INPUT DATA:

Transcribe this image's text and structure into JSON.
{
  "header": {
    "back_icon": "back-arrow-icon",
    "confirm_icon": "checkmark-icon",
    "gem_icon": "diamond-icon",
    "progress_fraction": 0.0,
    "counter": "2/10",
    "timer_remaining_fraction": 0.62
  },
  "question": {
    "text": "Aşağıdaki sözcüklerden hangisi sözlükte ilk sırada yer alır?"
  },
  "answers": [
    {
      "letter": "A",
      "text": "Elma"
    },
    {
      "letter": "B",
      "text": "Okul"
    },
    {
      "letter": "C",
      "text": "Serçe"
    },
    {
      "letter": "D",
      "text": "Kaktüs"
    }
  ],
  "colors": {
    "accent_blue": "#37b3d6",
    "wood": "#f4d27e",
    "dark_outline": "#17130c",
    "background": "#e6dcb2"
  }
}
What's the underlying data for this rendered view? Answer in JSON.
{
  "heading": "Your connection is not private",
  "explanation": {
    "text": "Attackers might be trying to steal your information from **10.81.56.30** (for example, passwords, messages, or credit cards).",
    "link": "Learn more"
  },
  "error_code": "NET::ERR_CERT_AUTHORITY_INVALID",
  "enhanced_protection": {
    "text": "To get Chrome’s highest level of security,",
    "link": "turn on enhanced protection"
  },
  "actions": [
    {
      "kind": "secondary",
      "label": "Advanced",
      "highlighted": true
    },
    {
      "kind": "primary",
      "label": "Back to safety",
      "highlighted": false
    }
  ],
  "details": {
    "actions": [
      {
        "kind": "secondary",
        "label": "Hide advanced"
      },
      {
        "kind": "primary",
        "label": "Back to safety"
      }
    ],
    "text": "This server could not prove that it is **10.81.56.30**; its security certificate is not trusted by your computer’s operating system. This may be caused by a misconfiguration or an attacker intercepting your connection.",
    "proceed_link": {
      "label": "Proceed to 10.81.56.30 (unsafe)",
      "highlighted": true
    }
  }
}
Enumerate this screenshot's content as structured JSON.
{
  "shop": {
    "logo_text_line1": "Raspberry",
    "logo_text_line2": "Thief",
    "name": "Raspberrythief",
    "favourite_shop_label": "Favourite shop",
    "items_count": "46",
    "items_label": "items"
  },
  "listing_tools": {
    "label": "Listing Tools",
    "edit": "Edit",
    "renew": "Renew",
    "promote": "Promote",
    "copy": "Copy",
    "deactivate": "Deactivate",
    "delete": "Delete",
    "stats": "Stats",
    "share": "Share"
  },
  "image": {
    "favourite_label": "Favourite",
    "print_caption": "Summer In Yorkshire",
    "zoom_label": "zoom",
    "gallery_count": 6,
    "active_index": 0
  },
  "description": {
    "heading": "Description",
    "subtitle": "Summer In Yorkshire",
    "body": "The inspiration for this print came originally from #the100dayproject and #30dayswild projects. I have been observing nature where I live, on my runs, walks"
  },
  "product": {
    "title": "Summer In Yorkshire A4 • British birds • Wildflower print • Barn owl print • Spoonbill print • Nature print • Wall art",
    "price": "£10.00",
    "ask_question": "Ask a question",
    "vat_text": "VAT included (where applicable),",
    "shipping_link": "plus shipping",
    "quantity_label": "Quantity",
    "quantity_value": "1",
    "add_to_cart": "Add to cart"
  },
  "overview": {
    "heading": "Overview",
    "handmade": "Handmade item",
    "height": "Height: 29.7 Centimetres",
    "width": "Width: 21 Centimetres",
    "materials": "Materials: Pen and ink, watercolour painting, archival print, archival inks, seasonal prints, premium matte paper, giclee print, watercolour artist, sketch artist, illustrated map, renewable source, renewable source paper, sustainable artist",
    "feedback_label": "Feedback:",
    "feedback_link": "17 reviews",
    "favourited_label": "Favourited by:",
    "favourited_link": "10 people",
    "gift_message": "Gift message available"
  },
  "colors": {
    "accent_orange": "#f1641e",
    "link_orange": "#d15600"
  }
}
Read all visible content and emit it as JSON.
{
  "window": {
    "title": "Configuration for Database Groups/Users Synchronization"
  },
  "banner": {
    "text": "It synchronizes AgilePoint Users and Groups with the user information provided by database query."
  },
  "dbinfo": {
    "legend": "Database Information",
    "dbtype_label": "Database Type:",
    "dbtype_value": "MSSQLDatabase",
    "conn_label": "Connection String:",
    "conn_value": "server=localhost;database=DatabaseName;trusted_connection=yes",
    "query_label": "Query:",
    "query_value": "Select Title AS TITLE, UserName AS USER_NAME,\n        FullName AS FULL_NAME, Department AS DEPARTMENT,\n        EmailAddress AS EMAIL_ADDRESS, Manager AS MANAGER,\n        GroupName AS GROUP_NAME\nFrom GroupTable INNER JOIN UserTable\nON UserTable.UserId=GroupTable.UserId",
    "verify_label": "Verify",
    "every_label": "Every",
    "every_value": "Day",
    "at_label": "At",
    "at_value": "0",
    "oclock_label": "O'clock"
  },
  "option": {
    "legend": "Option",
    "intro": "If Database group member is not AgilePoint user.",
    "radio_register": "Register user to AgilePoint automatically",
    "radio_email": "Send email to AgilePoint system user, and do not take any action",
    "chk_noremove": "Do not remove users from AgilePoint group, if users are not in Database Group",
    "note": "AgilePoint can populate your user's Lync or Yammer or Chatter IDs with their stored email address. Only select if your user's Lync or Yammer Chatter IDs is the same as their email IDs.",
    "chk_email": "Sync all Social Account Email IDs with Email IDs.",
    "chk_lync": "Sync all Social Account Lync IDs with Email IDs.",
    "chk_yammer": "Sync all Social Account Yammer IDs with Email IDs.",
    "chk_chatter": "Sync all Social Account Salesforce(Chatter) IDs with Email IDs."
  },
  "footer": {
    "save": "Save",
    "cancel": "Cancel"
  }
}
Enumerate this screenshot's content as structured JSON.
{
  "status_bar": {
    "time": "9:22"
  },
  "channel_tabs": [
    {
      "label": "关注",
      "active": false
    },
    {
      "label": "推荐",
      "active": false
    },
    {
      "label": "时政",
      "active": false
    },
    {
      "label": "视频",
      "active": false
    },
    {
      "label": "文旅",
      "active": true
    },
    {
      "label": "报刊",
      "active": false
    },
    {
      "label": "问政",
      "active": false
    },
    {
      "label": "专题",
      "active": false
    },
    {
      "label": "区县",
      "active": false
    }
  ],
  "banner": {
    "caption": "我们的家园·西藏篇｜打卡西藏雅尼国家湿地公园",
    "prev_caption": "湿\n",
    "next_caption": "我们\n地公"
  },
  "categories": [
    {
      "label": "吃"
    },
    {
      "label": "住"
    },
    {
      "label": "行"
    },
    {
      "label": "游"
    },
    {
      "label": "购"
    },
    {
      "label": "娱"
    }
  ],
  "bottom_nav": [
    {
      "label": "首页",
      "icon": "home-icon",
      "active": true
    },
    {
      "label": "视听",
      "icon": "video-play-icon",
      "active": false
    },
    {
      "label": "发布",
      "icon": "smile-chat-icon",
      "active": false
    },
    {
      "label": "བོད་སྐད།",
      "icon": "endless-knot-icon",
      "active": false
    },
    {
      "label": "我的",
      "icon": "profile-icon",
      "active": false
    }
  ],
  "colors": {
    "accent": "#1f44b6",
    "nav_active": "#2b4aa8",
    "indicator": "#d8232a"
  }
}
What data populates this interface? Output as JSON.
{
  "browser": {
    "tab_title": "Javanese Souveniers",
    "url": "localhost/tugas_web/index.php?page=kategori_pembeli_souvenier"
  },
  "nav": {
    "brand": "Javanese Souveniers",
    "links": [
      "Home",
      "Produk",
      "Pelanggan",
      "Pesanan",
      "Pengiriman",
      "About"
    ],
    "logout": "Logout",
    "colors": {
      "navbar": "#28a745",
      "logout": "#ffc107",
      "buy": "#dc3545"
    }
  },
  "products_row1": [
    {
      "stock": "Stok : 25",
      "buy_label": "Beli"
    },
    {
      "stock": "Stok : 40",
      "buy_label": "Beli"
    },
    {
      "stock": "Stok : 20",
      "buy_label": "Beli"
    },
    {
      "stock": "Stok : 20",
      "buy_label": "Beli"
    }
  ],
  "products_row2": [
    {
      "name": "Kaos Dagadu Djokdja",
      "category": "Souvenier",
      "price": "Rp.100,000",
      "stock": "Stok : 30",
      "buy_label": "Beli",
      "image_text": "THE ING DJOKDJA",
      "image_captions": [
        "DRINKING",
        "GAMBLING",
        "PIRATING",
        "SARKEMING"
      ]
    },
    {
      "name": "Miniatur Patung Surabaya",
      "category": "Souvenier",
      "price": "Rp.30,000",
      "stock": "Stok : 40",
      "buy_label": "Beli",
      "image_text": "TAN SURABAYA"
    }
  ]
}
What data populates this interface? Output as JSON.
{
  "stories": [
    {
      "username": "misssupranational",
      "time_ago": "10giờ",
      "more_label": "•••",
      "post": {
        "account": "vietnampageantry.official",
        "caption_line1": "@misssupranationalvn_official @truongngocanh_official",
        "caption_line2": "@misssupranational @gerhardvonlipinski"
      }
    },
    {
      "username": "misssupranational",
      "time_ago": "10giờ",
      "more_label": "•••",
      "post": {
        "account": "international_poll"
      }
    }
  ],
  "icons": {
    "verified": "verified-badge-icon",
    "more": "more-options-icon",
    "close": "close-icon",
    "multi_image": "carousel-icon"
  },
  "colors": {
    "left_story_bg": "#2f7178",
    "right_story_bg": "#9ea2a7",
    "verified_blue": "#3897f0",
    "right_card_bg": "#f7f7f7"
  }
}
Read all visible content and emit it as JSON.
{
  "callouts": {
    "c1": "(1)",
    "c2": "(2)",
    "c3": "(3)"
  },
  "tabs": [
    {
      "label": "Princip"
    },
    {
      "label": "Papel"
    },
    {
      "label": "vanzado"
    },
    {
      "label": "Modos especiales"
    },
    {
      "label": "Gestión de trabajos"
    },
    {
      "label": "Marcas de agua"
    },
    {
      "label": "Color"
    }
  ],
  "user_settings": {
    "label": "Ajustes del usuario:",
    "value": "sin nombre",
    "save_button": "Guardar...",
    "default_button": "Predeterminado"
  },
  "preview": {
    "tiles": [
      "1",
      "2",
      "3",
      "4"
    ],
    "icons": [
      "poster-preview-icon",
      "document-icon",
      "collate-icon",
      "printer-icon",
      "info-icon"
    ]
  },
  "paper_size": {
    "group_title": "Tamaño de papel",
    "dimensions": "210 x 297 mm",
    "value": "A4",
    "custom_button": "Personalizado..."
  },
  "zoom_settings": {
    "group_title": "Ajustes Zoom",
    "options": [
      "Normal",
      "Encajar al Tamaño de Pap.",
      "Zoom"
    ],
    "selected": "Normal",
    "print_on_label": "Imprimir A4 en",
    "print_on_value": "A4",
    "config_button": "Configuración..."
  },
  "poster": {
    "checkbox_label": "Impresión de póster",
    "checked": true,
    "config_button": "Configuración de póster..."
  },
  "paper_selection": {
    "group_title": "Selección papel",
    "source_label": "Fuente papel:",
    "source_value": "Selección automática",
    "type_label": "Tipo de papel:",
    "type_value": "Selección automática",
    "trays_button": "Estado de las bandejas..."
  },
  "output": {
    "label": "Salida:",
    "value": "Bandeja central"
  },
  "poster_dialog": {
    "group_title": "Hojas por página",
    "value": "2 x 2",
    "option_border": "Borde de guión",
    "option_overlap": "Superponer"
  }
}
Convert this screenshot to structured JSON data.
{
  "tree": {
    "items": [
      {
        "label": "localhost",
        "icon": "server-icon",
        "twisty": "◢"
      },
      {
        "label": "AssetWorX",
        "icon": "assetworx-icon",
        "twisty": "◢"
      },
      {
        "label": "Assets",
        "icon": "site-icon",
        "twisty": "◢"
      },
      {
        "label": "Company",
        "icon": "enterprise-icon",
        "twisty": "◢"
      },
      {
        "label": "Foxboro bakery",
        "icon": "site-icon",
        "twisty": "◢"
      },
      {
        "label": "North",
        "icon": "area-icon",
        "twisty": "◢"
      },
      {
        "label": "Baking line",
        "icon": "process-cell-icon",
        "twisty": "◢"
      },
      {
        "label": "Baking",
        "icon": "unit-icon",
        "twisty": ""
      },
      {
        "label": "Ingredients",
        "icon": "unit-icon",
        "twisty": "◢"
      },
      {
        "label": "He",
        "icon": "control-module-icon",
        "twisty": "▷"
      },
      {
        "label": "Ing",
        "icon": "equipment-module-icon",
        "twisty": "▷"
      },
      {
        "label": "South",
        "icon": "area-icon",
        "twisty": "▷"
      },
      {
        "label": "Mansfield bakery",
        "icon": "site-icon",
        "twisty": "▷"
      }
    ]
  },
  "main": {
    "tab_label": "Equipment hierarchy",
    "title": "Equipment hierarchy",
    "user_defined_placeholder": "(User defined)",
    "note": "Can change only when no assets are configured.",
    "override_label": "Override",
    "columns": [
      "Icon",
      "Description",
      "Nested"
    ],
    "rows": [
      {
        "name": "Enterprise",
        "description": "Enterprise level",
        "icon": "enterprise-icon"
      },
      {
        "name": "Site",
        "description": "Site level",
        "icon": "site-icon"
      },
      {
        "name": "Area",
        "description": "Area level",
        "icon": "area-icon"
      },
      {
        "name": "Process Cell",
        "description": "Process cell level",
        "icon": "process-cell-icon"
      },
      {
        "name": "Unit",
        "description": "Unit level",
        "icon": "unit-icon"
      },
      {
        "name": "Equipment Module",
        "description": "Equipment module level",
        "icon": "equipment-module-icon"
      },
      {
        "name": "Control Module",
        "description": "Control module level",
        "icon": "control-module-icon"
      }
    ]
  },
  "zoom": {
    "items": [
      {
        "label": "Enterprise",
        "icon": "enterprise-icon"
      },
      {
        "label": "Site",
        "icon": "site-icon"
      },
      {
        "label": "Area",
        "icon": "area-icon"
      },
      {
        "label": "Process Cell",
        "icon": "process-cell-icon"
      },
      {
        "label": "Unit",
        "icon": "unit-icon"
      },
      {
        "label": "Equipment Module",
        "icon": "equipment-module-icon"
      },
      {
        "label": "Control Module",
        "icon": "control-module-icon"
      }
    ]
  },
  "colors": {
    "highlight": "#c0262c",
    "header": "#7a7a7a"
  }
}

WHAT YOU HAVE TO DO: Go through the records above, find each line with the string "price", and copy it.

SOLUTION FOR THIS EXERCISE:
    "price": "£10.00",
      "price": "Rp.100,000",
      "price": "Rp.30,000",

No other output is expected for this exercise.